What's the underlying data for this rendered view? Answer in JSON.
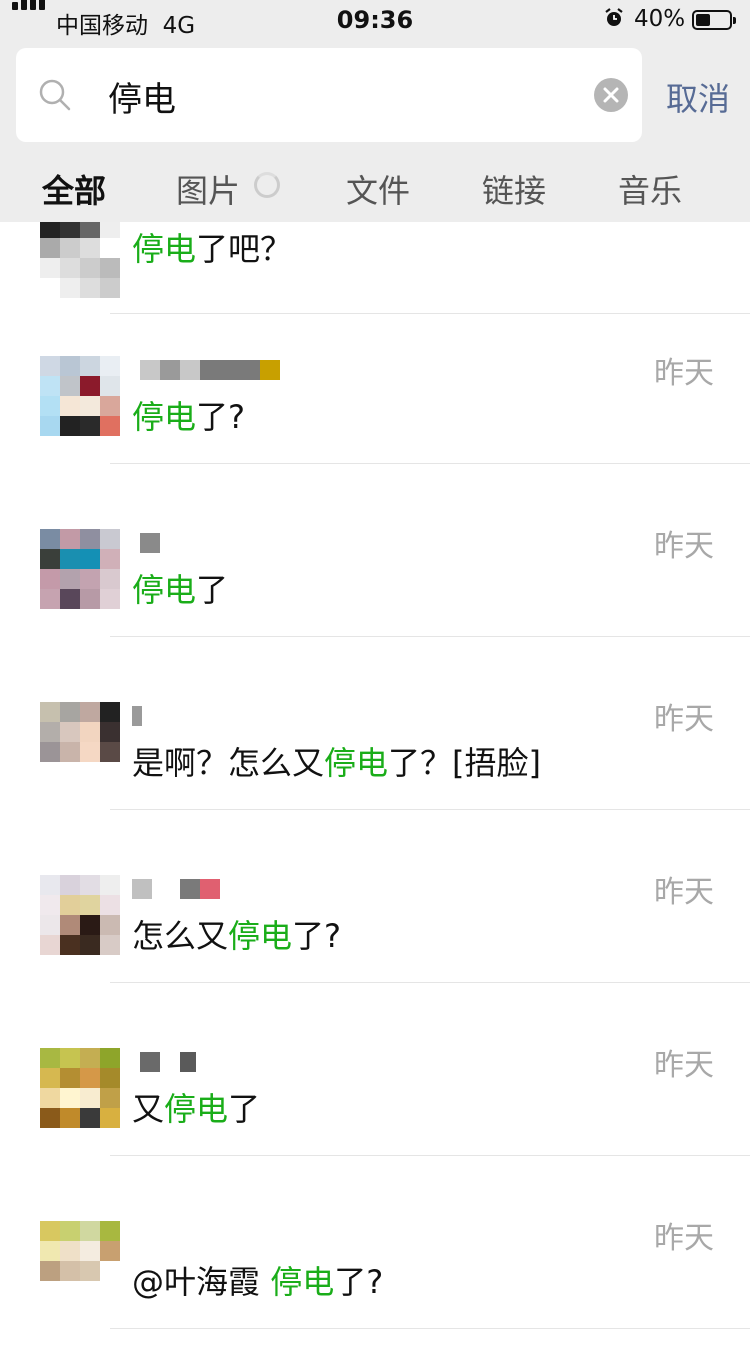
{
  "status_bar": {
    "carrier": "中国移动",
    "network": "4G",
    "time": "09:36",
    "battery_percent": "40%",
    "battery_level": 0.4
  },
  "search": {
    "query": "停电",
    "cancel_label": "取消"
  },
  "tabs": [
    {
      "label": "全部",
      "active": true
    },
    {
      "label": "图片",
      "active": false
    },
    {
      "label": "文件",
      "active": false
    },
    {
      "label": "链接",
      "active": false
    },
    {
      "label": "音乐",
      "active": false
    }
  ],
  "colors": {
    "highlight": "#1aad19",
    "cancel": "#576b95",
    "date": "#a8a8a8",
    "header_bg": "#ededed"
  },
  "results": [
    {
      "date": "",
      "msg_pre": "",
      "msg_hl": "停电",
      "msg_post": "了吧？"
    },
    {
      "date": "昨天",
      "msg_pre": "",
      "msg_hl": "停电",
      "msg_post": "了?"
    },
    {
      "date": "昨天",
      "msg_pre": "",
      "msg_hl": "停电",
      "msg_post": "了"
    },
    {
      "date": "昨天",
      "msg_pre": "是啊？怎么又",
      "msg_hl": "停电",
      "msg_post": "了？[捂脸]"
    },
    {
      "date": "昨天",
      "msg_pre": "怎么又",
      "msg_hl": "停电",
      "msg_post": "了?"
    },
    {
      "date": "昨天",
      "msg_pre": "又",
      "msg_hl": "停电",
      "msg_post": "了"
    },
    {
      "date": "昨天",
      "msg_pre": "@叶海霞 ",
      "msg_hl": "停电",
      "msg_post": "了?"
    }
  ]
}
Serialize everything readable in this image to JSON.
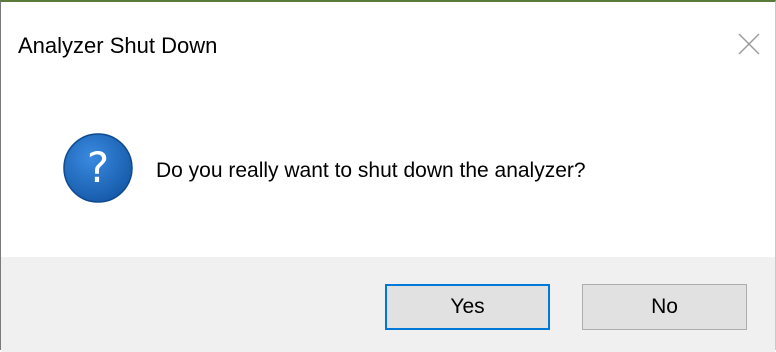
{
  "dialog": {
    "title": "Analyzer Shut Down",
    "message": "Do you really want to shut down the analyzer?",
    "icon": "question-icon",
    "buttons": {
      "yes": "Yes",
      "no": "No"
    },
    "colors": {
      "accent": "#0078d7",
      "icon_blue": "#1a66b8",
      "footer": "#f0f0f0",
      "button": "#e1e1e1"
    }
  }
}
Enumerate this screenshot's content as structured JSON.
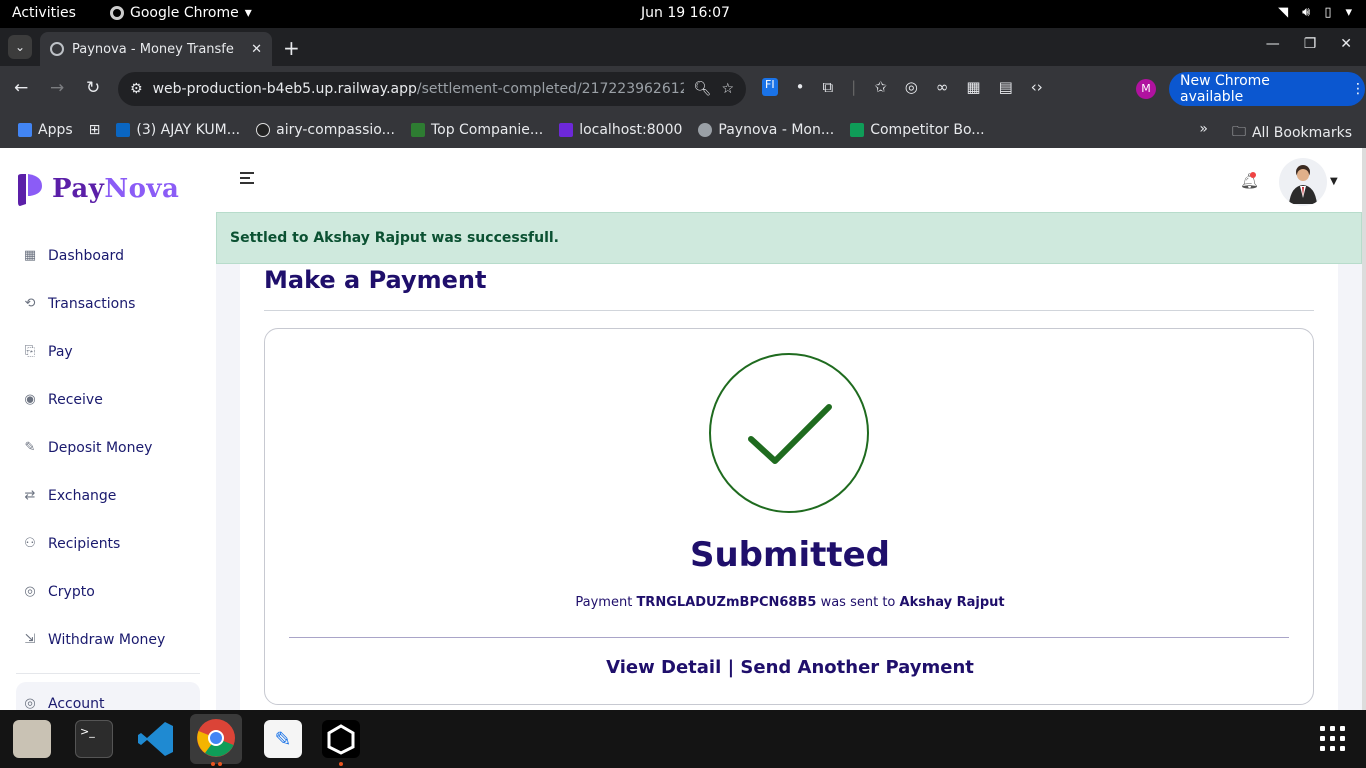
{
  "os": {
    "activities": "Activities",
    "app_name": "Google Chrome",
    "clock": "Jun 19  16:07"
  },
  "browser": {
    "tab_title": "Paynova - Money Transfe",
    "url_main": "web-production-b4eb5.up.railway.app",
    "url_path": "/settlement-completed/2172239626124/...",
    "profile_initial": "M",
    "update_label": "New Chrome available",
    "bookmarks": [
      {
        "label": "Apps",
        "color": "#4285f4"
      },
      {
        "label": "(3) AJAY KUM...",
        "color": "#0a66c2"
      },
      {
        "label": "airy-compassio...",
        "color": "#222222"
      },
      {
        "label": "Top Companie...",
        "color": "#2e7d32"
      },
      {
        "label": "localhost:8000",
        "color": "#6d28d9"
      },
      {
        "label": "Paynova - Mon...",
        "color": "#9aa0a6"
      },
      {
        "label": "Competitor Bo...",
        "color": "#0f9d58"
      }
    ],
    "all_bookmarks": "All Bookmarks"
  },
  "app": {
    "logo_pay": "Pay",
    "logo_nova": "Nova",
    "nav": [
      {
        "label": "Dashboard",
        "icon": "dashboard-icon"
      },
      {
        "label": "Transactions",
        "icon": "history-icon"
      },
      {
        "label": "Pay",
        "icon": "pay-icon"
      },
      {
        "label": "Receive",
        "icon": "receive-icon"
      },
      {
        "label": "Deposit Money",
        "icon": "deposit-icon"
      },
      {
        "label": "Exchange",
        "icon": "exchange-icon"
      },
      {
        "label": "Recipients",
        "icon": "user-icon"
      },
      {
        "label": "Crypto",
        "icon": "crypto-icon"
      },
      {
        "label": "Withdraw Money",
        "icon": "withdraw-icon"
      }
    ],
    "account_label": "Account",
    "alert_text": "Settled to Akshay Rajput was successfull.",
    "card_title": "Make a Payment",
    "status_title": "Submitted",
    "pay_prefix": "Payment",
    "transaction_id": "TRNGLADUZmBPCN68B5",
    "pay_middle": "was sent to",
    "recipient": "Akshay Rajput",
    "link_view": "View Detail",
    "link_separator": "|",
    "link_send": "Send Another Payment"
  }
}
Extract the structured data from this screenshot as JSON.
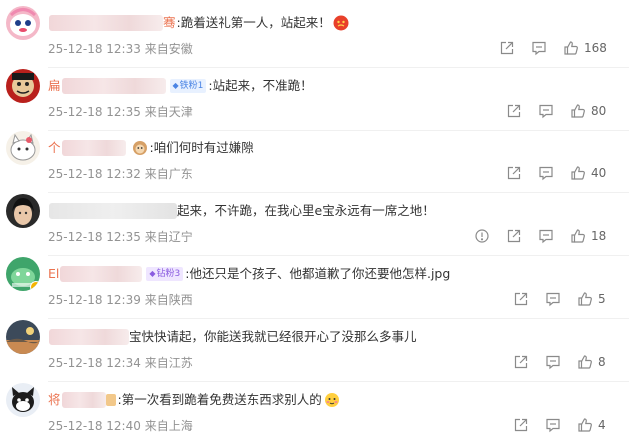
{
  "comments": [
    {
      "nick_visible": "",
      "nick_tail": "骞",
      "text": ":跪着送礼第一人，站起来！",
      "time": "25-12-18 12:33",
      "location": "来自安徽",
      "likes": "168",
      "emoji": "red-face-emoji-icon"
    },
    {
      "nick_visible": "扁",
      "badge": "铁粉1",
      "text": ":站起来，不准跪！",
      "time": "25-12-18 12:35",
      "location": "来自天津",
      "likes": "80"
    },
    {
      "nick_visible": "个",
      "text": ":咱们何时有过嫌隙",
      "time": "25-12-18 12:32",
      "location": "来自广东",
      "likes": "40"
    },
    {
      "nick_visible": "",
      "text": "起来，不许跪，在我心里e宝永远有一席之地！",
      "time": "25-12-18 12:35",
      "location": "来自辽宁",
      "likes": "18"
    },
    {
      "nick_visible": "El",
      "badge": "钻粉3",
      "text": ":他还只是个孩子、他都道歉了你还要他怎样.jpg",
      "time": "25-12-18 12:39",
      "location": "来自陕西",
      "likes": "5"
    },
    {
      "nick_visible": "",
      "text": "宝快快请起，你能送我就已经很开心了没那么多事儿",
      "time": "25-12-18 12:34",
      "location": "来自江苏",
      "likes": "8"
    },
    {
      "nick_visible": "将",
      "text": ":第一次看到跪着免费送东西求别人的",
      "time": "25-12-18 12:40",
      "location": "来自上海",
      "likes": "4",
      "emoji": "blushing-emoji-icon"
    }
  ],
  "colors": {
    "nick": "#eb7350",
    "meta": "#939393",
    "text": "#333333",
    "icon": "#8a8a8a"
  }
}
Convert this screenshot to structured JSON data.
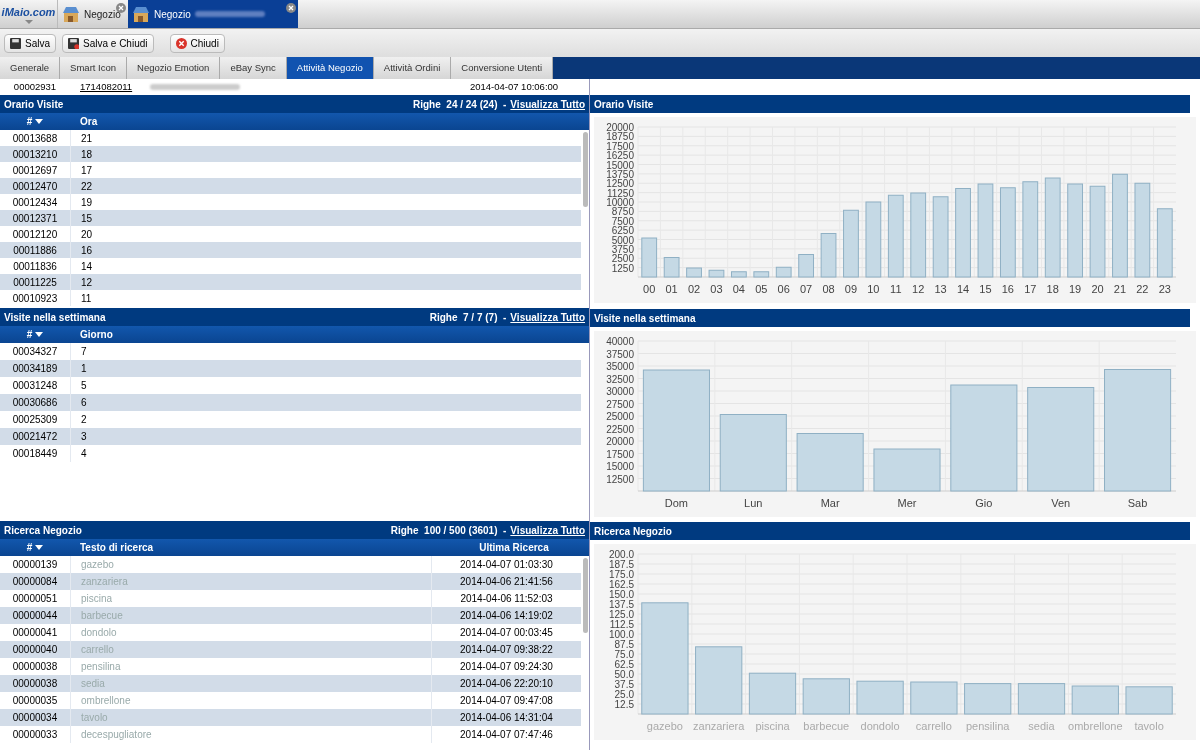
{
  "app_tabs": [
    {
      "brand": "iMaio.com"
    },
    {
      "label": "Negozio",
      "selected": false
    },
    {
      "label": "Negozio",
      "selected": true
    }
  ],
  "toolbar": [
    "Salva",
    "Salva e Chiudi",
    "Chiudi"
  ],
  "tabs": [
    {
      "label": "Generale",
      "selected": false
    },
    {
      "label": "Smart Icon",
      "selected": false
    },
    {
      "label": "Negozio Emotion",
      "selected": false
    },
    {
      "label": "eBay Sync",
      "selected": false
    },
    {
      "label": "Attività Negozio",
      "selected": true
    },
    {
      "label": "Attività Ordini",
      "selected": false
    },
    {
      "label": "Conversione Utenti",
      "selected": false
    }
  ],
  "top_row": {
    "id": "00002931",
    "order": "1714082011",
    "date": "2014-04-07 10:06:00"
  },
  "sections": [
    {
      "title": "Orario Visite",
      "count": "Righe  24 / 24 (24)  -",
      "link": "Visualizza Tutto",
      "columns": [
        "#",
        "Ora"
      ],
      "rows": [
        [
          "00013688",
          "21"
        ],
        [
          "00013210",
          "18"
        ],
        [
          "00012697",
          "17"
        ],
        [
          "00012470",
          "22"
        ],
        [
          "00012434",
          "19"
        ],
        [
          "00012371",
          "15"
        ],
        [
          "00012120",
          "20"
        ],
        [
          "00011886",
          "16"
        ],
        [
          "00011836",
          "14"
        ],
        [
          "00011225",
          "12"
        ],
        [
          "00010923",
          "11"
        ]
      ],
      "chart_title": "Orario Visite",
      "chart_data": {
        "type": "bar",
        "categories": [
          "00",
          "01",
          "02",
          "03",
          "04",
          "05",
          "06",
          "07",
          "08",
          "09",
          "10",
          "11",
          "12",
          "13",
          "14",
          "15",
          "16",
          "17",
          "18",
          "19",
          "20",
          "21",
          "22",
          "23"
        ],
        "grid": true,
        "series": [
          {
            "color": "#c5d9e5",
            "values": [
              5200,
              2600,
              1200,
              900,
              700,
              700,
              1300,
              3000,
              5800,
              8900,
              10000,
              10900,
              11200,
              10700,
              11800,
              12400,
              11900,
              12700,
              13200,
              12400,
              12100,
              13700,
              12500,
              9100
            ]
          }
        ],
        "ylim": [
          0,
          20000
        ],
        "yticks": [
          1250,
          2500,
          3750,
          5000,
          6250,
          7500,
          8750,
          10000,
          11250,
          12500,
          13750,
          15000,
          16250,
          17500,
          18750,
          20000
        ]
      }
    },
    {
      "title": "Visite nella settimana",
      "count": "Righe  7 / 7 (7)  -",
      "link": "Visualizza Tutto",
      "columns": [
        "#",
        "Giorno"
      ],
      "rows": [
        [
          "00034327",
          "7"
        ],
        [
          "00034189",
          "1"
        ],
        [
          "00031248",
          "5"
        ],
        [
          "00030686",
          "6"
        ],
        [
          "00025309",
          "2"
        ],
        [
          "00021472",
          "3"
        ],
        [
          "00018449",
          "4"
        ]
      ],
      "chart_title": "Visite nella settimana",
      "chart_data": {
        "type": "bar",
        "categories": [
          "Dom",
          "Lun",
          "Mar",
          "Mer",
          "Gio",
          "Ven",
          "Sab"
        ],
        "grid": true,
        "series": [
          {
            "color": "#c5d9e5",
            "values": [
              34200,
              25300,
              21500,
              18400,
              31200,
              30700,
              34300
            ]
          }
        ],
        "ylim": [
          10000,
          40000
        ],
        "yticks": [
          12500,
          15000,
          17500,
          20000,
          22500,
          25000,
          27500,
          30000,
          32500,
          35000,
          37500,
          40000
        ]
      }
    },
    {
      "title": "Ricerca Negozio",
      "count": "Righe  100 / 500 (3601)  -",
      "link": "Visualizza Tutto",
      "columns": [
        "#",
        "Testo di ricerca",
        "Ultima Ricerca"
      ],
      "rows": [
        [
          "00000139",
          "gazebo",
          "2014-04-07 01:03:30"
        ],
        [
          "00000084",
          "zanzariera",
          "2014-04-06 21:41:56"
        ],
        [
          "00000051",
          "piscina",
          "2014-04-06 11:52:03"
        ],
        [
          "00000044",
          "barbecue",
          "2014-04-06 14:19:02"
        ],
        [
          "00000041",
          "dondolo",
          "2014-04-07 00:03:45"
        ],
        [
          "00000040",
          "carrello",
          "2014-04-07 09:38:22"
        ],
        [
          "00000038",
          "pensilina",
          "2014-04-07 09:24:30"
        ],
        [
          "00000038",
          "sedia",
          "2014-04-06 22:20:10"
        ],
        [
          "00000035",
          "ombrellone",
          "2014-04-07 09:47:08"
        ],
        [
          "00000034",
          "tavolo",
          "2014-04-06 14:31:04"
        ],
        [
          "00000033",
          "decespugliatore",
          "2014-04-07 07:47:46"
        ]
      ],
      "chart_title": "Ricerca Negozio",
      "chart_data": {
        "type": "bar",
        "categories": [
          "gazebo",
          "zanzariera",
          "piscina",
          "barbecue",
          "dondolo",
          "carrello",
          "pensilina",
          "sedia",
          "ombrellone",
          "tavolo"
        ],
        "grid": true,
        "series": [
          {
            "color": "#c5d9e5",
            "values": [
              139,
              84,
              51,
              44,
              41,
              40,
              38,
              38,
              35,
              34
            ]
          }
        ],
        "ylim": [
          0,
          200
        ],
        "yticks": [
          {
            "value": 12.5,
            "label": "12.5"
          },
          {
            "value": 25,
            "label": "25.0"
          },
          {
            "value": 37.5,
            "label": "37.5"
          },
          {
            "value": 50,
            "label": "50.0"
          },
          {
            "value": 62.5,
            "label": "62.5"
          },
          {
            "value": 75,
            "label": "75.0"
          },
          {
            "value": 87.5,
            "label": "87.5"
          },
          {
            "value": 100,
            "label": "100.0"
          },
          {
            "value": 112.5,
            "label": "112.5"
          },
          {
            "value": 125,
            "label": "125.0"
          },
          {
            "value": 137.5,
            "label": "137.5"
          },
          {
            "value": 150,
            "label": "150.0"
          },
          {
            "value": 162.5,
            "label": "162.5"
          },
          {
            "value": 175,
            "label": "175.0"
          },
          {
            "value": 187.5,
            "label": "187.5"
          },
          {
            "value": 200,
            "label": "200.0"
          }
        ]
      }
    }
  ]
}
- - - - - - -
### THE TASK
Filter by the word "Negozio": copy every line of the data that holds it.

### RESPONSE TO THE EXERCISE
      "label": "Negozio",
      "label": "Negozio",
      "label": "Negozio Emotion",
      "label": "Attività Negozio",
      "title": "Ricerca Negozio",
      "chart_title": "Ricerca Negozio",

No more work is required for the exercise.